The kicker is that we don't know where that noise is coming from. Thus, we don't know how to correct for it. And all the stats we use to evaluate goaltenders, from Quality Starts to GVT to Goalie Point Shares are based on variation of a player's save percentage from some kind of standard. Thus they don't do much to solve the problem that is save percentage.
What this ends up meaning is that GMs have to evaluate goaltenders and make critical decisions before all the data is in. Fans often egregiously overvalue individual games or brief stretches as evidence that a goalie "has turned a corner" or "is in over his head." There is no evidence that there's a "hot hand" effect, despite players and fans wanting it to be there. It's an apparent rather than real trend. And there's no real connection between save percentages and winning records.
4. I'mma graph you up, baby.
Graphs are fun. Here are some:
- This first graph from Chris Boyle at HabsEyesontheprize.com shows why I keep harping on Fenwick data/puck possession. It places every team's possession numbers for the past 5 years in context with season outcome. It starts with under 40% at what would be 3 o'clock on a clock dial and rises as you move around the circle counter-clockwise. The closer you get to the center, the better the season outcome (non-playoffs, 1st round, etc.) Icons on the Cup are Cup winners. The real clincher here is the difference between playoff teams and non-playoff teams in terms of possession. Low possession means very low chance at a winning season. /
Notice how many non-playoff teams are in the upper-left quadrant. Then realize that the Lightning have spent much of this season at or below the .451 mark (at 12 o'clock)
- And I thought this was interesting. Rob Vollman of hockeybstract.com has developed a Player Usage chart that has the option to use either GVT (Goals Versus Threshold) or Corsi as a performance metric. [I tried to embed it, but it's too large for this site.] Goals Versus Threshold is a measure of how many goals a player produces compared to what you'd expect from an average AHL call-up, not a star prospect.
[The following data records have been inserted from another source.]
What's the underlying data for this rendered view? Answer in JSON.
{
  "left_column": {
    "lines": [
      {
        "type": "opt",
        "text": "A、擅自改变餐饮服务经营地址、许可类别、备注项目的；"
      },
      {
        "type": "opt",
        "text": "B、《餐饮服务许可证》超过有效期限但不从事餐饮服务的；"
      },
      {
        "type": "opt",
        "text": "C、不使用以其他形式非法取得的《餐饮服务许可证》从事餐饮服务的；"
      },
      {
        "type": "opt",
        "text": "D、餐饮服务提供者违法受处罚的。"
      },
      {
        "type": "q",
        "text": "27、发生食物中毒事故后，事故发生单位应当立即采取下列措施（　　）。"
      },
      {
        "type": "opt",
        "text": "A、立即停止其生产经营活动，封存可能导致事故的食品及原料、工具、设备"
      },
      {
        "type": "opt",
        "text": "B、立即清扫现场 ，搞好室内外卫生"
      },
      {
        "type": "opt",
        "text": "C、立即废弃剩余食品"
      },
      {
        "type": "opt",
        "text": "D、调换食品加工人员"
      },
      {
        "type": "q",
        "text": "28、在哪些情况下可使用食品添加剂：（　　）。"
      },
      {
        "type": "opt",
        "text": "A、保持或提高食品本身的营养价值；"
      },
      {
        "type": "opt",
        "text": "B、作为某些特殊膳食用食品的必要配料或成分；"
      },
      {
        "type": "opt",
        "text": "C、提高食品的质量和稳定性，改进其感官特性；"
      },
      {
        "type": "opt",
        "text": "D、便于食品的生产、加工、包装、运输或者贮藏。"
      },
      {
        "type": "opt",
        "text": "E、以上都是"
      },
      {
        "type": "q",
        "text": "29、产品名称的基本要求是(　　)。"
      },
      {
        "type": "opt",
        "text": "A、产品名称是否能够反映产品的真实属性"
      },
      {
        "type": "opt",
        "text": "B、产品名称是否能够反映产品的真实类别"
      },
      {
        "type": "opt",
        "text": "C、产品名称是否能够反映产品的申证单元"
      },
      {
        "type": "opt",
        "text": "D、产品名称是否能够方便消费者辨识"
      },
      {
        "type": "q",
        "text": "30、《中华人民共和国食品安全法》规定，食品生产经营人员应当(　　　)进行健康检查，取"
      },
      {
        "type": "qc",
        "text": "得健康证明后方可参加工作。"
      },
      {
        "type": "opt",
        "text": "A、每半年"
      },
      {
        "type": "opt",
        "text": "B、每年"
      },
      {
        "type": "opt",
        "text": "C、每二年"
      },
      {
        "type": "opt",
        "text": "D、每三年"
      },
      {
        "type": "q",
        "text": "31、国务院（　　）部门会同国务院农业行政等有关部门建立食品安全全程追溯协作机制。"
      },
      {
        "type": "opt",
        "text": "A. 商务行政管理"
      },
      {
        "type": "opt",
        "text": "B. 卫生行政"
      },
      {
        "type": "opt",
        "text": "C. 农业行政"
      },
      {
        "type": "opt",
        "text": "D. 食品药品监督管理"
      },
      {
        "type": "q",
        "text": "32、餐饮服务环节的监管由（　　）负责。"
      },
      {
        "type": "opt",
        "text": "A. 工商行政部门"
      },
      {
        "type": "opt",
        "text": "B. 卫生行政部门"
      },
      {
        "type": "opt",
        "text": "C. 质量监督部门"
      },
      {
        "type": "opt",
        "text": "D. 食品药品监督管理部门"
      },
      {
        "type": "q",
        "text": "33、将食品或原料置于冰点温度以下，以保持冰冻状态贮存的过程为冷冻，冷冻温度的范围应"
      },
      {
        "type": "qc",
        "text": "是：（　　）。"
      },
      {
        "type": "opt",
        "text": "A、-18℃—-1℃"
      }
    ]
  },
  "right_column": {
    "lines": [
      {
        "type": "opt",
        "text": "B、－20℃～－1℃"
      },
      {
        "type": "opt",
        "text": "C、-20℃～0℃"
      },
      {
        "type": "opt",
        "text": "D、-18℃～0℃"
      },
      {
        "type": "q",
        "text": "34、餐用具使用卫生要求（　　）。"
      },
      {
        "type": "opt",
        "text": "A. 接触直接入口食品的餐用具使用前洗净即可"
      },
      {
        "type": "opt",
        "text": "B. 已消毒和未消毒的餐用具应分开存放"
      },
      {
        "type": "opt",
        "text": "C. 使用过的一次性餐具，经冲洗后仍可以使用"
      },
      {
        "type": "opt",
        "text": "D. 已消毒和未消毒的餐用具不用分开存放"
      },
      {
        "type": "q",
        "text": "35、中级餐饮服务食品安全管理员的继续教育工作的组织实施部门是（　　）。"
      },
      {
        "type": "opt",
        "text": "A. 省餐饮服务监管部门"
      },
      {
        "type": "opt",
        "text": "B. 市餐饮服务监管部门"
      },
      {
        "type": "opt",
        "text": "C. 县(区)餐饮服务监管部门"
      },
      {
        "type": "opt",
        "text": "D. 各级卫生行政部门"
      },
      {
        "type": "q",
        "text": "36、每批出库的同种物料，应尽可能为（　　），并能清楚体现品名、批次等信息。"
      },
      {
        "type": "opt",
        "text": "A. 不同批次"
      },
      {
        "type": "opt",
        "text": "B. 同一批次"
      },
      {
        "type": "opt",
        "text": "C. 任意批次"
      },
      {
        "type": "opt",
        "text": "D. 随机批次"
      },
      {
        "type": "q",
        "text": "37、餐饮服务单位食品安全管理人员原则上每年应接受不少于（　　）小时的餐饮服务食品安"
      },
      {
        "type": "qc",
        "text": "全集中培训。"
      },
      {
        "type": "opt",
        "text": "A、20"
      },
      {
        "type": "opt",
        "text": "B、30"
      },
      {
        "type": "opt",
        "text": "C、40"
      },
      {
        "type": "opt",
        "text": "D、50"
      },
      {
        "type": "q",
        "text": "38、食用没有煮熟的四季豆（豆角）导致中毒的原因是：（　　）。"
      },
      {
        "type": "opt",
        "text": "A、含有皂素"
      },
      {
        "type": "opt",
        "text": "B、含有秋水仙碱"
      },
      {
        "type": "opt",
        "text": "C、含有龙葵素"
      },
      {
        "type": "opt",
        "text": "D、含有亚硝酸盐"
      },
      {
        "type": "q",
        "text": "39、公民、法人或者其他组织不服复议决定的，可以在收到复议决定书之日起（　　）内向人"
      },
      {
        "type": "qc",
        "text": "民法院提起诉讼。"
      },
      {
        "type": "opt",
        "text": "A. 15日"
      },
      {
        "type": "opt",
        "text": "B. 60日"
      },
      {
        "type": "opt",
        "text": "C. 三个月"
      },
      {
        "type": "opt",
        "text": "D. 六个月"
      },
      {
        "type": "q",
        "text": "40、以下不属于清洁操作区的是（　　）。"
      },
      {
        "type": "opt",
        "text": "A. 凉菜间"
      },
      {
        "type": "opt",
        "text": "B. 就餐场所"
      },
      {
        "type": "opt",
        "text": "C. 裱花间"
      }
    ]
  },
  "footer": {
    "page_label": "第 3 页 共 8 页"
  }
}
In other words, a Mike Angelidis rather than a Cory Conacher. You kind of have to compare forwards to forwards, defensemen to defensemen, and goalies to goalies when using GVT. Goalies always come out best in this metric, then forwards, and then defensemen.